* EXERCISE BRIEF: Down to the last line, restate the records word for word, but not the pictures.

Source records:
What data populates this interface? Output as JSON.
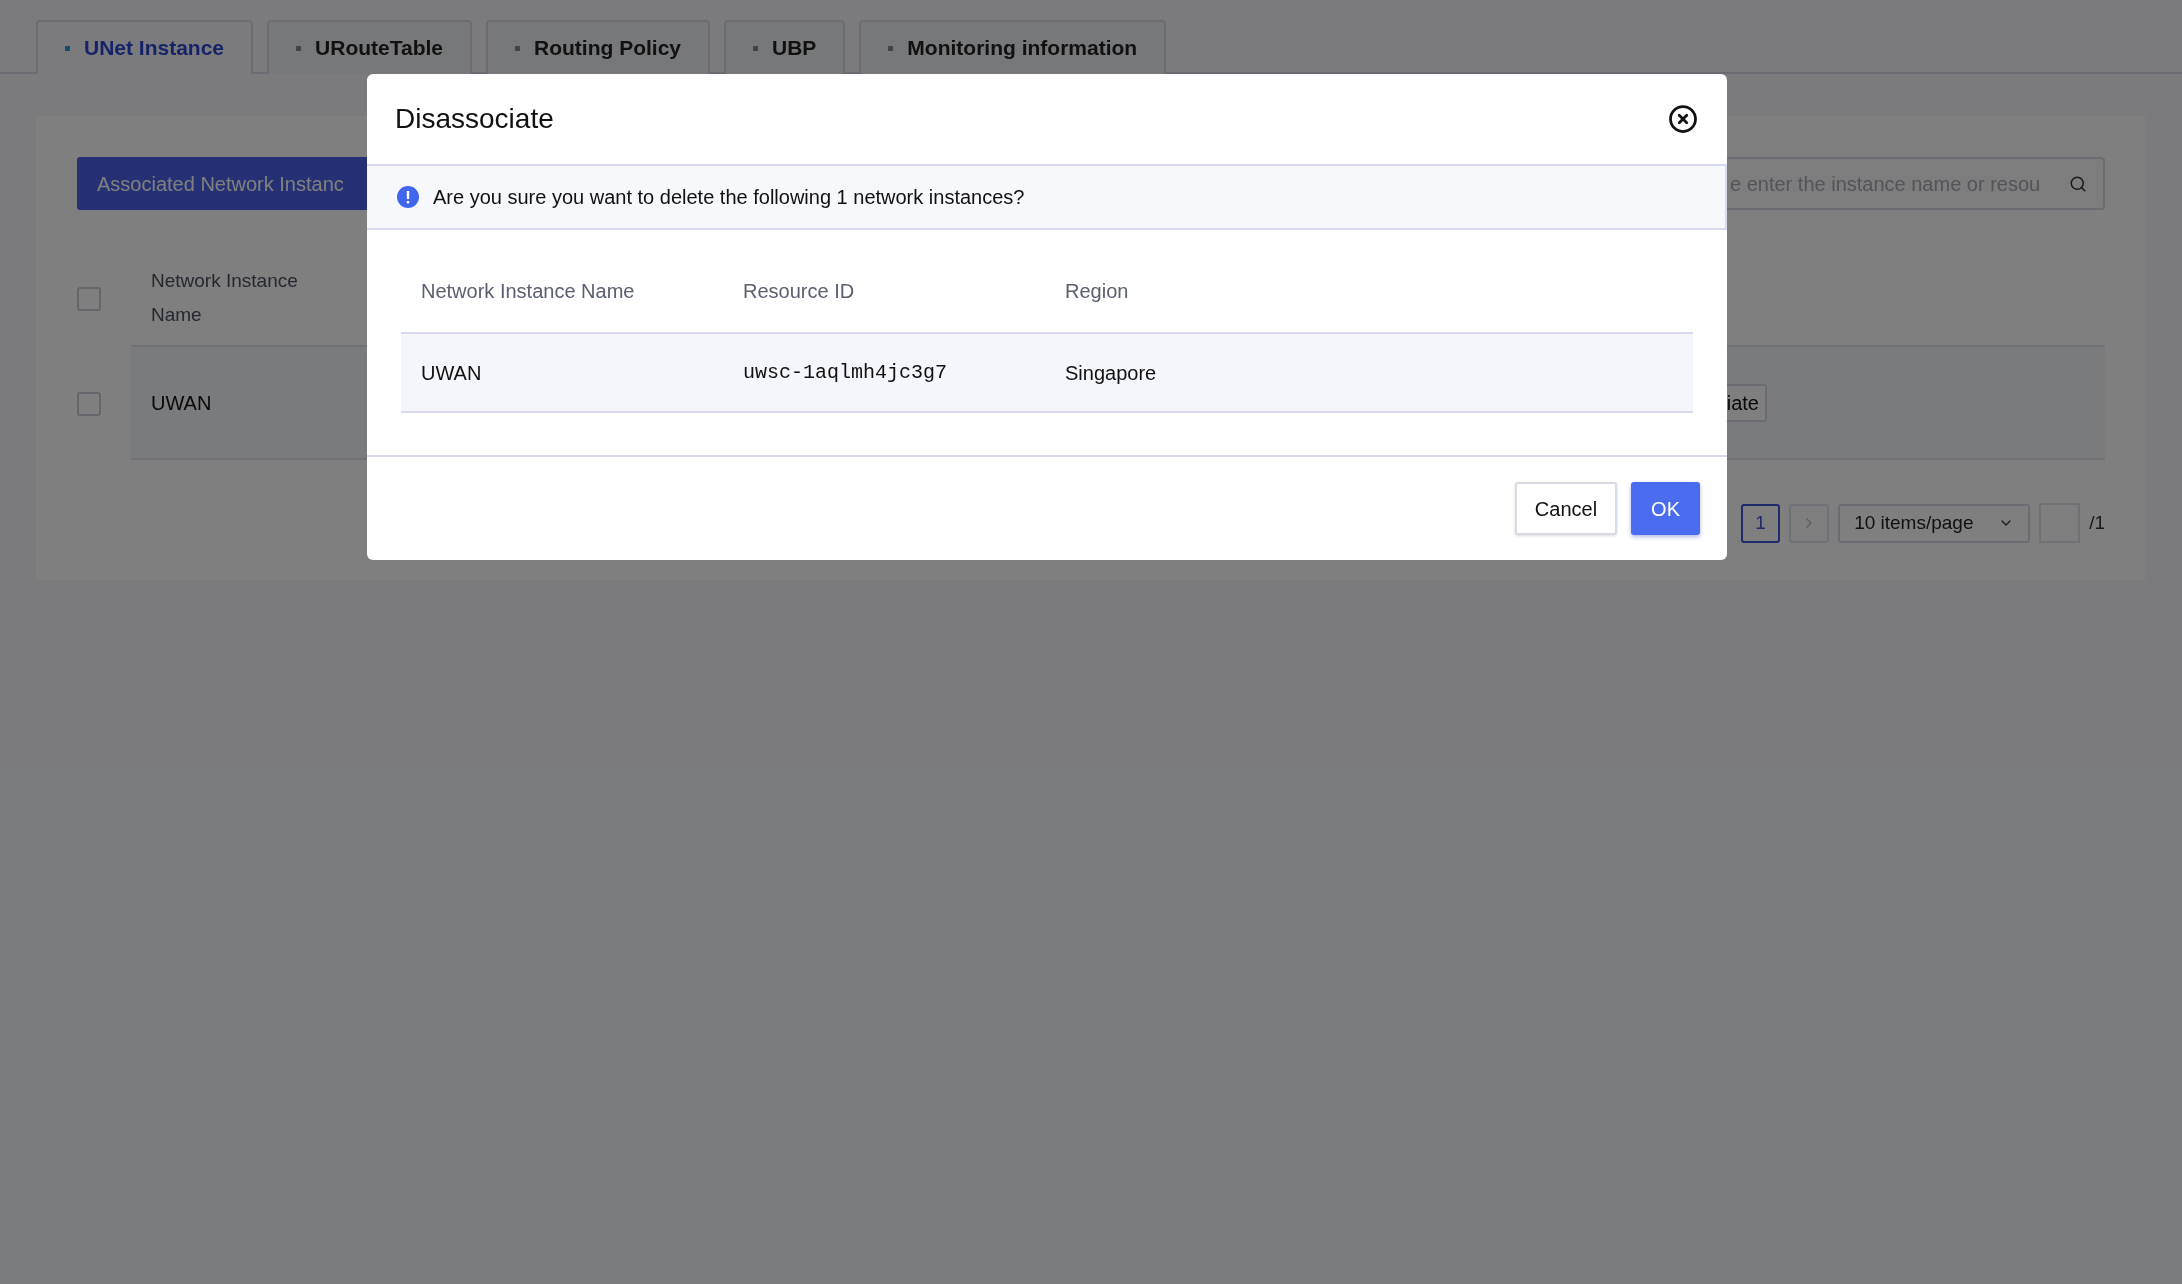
{
  "tabs": [
    {
      "label": "UNet Instance",
      "selected": true
    },
    {
      "label": "URouteTable",
      "selected": false
    },
    {
      "label": "Routing Policy",
      "selected": false
    },
    {
      "label": "UBP",
      "selected": false
    },
    {
      "label": "Monitoring information",
      "selected": false
    }
  ],
  "toolbar": {
    "button": "Associated Network Instanc",
    "search": {
      "placeholder": "e enter the instance name or resou"
    }
  },
  "table": {
    "header_checkbox": {
      "checked": false
    },
    "columns": [
      "Network Instance Name"
    ],
    "rows": [
      {
        "checked": false,
        "name": "UWAN",
        "action": "iate"
      }
    ]
  },
  "pagination": {
    "current_page": "1",
    "page_size": "10 items/page",
    "total": "/1"
  },
  "dialog": {
    "title": "Disassociate",
    "message": "Are you sure you want to delete the following 1 network instances?",
    "columns": [
      "Network Instance Name",
      "Resource ID",
      "Region"
    ],
    "rows": [
      {
        "name": "UWAN",
        "resource_id": "uwsc-1aqlmh4jc3g7",
        "region": "Singapore"
      }
    ],
    "buttons": [
      {
        "label": "Cancel",
        "kind": "secondary"
      },
      {
        "label": "OK",
        "kind": "primary"
      }
    ]
  }
}
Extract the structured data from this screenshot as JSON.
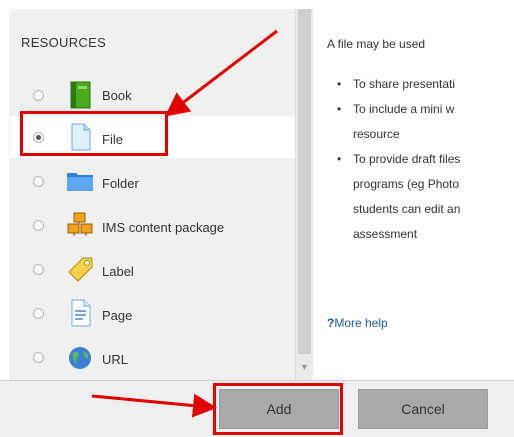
{
  "left": {
    "section_title": "RESOURCES",
    "items": [
      {
        "label": "Book",
        "icon": "book-icon",
        "selected": false
      },
      {
        "label": "File",
        "icon": "file-icon",
        "selected": true
      },
      {
        "label": "Folder",
        "icon": "folder-icon",
        "selected": false
      },
      {
        "label": "IMS content package",
        "icon": "ims-package-icon",
        "selected": false
      },
      {
        "label": "Label",
        "icon": "label-tag-icon",
        "selected": false
      },
      {
        "label": "Page",
        "icon": "page-icon",
        "selected": false
      },
      {
        "label": "URL",
        "icon": "url-globe-icon",
        "selected": false
      }
    ]
  },
  "right": {
    "intro": "A file may be used",
    "bullets": [
      [
        "To share presentati"
      ],
      [
        "To include a mini w",
        "resource"
      ],
      [
        "To provide draft files",
        "programs (eg Photo",
        "students can edit an",
        "assessment"
      ]
    ],
    "help_link": "More help",
    "help_prefix": "?"
  },
  "buttons": {
    "add": "Add",
    "cancel": "Cancel"
  },
  "colors": {
    "annotation": "#e00000",
    "link": "#1e5aa0"
  }
}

* TASK RESPONSE:
What data populates this interface? Output as JSON.
{
  "tabs": [
    {
      "label": "UNet Instance",
      "selected": true
    },
    {
      "label": "URouteTable",
      "selected": false
    },
    {
      "label": "Routing Policy",
      "selected": false
    },
    {
      "label": "UBP",
      "selected": false
    },
    {
      "label": "Monitoring information",
      "selected": false
    }
  ],
  "toolbar": {
    "button": "Associated Network Instanc",
    "search": {
      "placeholder": "e enter the instance name or resou"
    }
  },
  "table": {
    "header_checkbox": {
      "checked": false
    },
    "columns": [
      "Network Instance Name"
    ],
    "rows": [
      {
        "checked": false,
        "name": "UWAN",
        "action": "iate"
      }
    ]
  },
  "pagination": {
    "current_page": "1",
    "page_size": "10 items/page",
    "total": "/1"
  },
  "dialog": {
    "title": "Disassociate",
    "message": "Are you sure you want to delete the following 1 network instances?",
    "columns": [
      "Network Instance Name",
      "Resource ID",
      "Region"
    ],
    "rows": [
      {
        "name": "UWAN",
        "resource_id": "uwsc-1aqlmh4jc3g7",
        "region": "Singapore"
      }
    ],
    "buttons": [
      {
        "label": "Cancel",
        "kind": "secondary"
      },
      {
        "label": "OK",
        "kind": "primary"
      }
    ]
  }
}
Extract the structured data from this screenshot as JSON.
{
  "left": {
    "section_title": "RESOURCES",
    "items": [
      {
        "label": "Book",
        "icon": "book-icon",
        "selected": false
      },
      {
        "label": "File",
        "icon": "file-icon",
        "selected": true
      },
      {
        "label": "Folder",
        "icon": "folder-icon",
        "selected": false
      },
      {
        "label": "IMS content package",
        "icon": "ims-package-icon",
        "selected": false
      },
      {
        "label": "Label",
        "icon": "label-tag-icon",
        "selected": false
      },
      {
        "label": "Page",
        "icon": "page-icon",
        "selected": false
      },
      {
        "label": "URL",
        "icon": "url-globe-icon",
        "selected": false
      }
    ]
  },
  "right": {
    "intro": "A file may be used",
    "bullets": [
      [
        "To share presentati"
      ],
      [
        "To include a mini w",
        "resource"
      ],
      [
        "To provide draft files",
        "programs (eg Photo",
        "students can edit an",
        "assessment"
      ]
    ],
    "help_link": "More help",
    "help_prefix": "?"
  },
  "buttons": {
    "add": "Add",
    "cancel": "Cancel"
  },
  "colors": {
    "annotation": "#e00000",
    "link": "#1e5aa0"
  }
}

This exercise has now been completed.